Return all of the records exactly.

======== Source material ========

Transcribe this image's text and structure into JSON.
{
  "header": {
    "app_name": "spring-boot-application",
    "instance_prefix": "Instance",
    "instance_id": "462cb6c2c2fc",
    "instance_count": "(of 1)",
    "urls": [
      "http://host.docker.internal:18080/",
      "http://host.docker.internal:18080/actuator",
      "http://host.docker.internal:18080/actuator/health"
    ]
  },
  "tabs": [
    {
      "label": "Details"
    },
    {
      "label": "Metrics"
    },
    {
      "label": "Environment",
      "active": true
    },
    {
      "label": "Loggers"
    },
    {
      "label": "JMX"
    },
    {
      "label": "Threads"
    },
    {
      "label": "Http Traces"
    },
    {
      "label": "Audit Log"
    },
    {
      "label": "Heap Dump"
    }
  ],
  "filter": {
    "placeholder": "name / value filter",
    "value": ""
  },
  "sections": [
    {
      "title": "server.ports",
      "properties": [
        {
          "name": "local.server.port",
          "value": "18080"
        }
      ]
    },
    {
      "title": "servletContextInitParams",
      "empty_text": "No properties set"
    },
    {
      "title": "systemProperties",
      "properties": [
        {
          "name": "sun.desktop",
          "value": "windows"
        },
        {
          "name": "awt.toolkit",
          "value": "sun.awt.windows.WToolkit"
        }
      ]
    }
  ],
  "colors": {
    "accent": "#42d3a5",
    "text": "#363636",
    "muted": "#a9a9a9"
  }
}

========

**Response to the exercise**
Transcribe this image's text and structure into JSON.
{
  "header": {
    "app_name": "spring-boot-application",
    "instance_prefix": "Instance",
    "instance_id": "462cb6c2c2fc",
    "instance_count": "(of 1)",
    "urls": [
      "http://host.docker.internal:18080/",
      "http://host.docker.internal:18080/actuator",
      "http://host.docker.internal:18080/actuator/health"
    ]
  },
  "tabs": [
    {
      "label": "Details"
    },
    {
      "label": "Metrics"
    },
    {
      "label": "Environment",
      "active": true
    },
    {
      "label": "Loggers"
    },
    {
      "label": "JMX"
    },
    {
      "label": "Threads"
    },
    {
      "label": "Http Traces"
    },
    {
      "label": "Audit Log"
    },
    {
      "label": "Heap Dump"
    }
  ],
  "filter": {
    "placeholder": "name / value filter",
    "value": ""
  },
  "sections": [
    {
      "title": "server.ports",
      "properties": [
        {
          "name": "local.server.port",
          "value": "18080"
        }
      ]
    },
    {
      "title": "servletContextInitParams",
      "empty_text": "No properties set"
    },
    {
      "title": "systemProperties",
      "properties": [
        {
          "name": "sun.desktop",
          "value": "windows"
        },
        {
          "name": "awt.toolkit",
          "value": "sun.awt.windows.WToolkit"
        }
      ]
    }
  ],
  "colors": {
    "accent": "#42d3a5",
    "text": "#363636",
    "muted": "#a9a9a9"
  }
}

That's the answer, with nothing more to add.